Mike Price. Photo: The Alley Theater.

Saucy Jack and the Space Vixens

Book and Lyrics by Charlotte Mann and Michael Fidler
Music by Johnathan Croose and Robin Forrest
Directed by Joey Arena

A review by Kate Barry

Entire contents are copyright © 2018 Kate Barry. All rights reserved.

Louisville’s theater scene was hit with some bad news this summer: The Alley Theater will be closing its doors once and for all in August. The good news is their remaining productions reflect practically everything that is wild and wonderful about the Alley and how they kept Louisville’s theater scene weird. Ending with a revival of Saucy Jack and the Space Vixens, The Alley Theater delivers a show with that same offbeat and defiant gusto that made the company stand apart for so long.
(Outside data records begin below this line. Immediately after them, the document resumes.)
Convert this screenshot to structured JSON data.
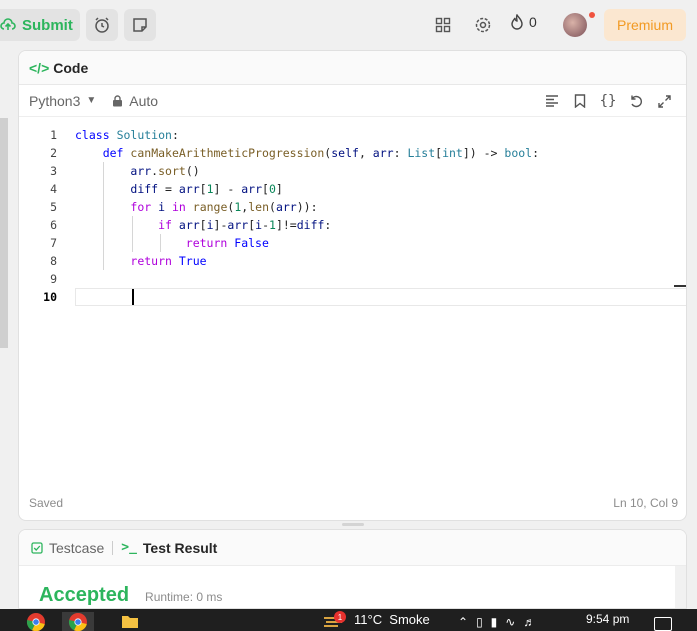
{
  "topbar": {
    "submit_label": "Submit",
    "streak_count": "0",
    "premium_label": "Premium"
  },
  "panel": {
    "title": "Code",
    "language": "Python3",
    "mode": "Auto",
    "status_left": "Saved",
    "status_right": "Ln 10, Col 9"
  },
  "editor": {
    "line_numbers": [
      "1",
      "2",
      "3",
      "4",
      "5",
      "6",
      "7",
      "8",
      "9",
      "10"
    ],
    "active_line": "10"
  },
  "bottom": {
    "tab_testcase": "Testcase",
    "tab_result": "Test Result",
    "result": "Accepted",
    "runtime": "Runtime: 0 ms"
  },
  "taskbar": {
    "weather": "11°C  Smoke",
    "badge": "1",
    "time": "9:54 pm"
  },
  "colors": {
    "accent_green": "#2db55d",
    "premium": "#f29a23"
  }
}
With musical numbers like “Vulva’s Tango,” “All I Need is Disco,” and “Plastic, Leather, and Love,” raunchy escapades await you in the seedy nightspot on Planet Frottage III. The production embraces the B-movie aesthetic as intergalactic characters are adorned with googly eyes, glitter, leather, bubble wrap, and anything else you can imagine. The ensemble embraces the spirit of the outer space romp as they attempt to grasp the scenery-chewing melodrama and belt the high notes of this sparkling score. Where some performers were more fleshed out and vocally stronger than others, the company never lost sight of the shining and shimmery action.

Saucy Jack is the slimy cabaret owner with a dark secret and Mike R. Price relishes in his outlandish murders. Price’s rendition of “Tortured Play Thing” was a highlight of the show. Now let’s talk about those space vixens. Jubilee Climax (Jennifer Riddle), Bunny Lingus (Magnolia Hensley), and Anna Labia (Jori Calland) are feminist superheroes and “hot, ball busting” babes strapped into impressive glitter boots. Riddle’s Jubilee has alpha prowess and magnitude while Hensley’s emotional Bunny is second in command. Hensley shows off some nice comedic chops in the second act with “Bunny’s Lament” which paired nicely with the happy-go-lucky ensemble number “Cheer up Bunny.” Hensley shares sexual magnetism with Chesty Prospects, played with flirtatious gusto by Teri Carlson. Calland’s Anna Labia brings out the softer side of the vixens with her wide-eyed crush on Sammy and pursuit of justice.

The resident players of the Alley Theater step up and have some fun in the cabaret from outer space. Spencer Korcz milks the saxophone-blowing moments as Sammy Sax, bashful and hopeful as a young alien who just wants to make it big. Riker Hill strived to find bigger comedic moments as Booby Chevelle, the southern belle in the big new planet. Where Hill seemed to rely on the identity and costume choices of the character for laughs, perhaps more time could have been placed on punchlines and timing. As meathead bartender hunk Mitch Maypole, Jesse Abraham Patrick flings drinks with sight gags while building some underlying sexual tension with the narrator, Dr. Van Wackoff, played by Joey Arena. I extend kudos to Arena for sliding into the boots and goggles of this character at the last minute, providing a most impressive German accent on top of directing the show.

Blending the camp of disco with the kitsch of science fiction B-movies, this tongue and cheek musical never takes itself too seriously. Not for those who blush easily, the Alley pieced together a play that allows their freak flag to fly once more before they dim those house lights one last time.

Saucy Jack and the Space Vixens

June 14-30 @ 8:00pm

The Alley Theater
633 West Main Street
Louisville, KY 40202


Kate Barry earned her Bachelors in English with a Theater minor from Bellarmine University in 2008. She has worked with many different companies around town including Kentucky Shakespeare Festival, Bunbury Theater, Louisville Repertory Company, Walden Theater, Finnigan Productions and you have probably purchased tickets from her at that little performing arts center on Main Street as well. In 2012, her short play “PlayList” won festival favorite in the Finnigan Festival of Funky Fresh Fun. She has written for LEO Weekly and TheatreLouisville.com as well. Thanks for reading!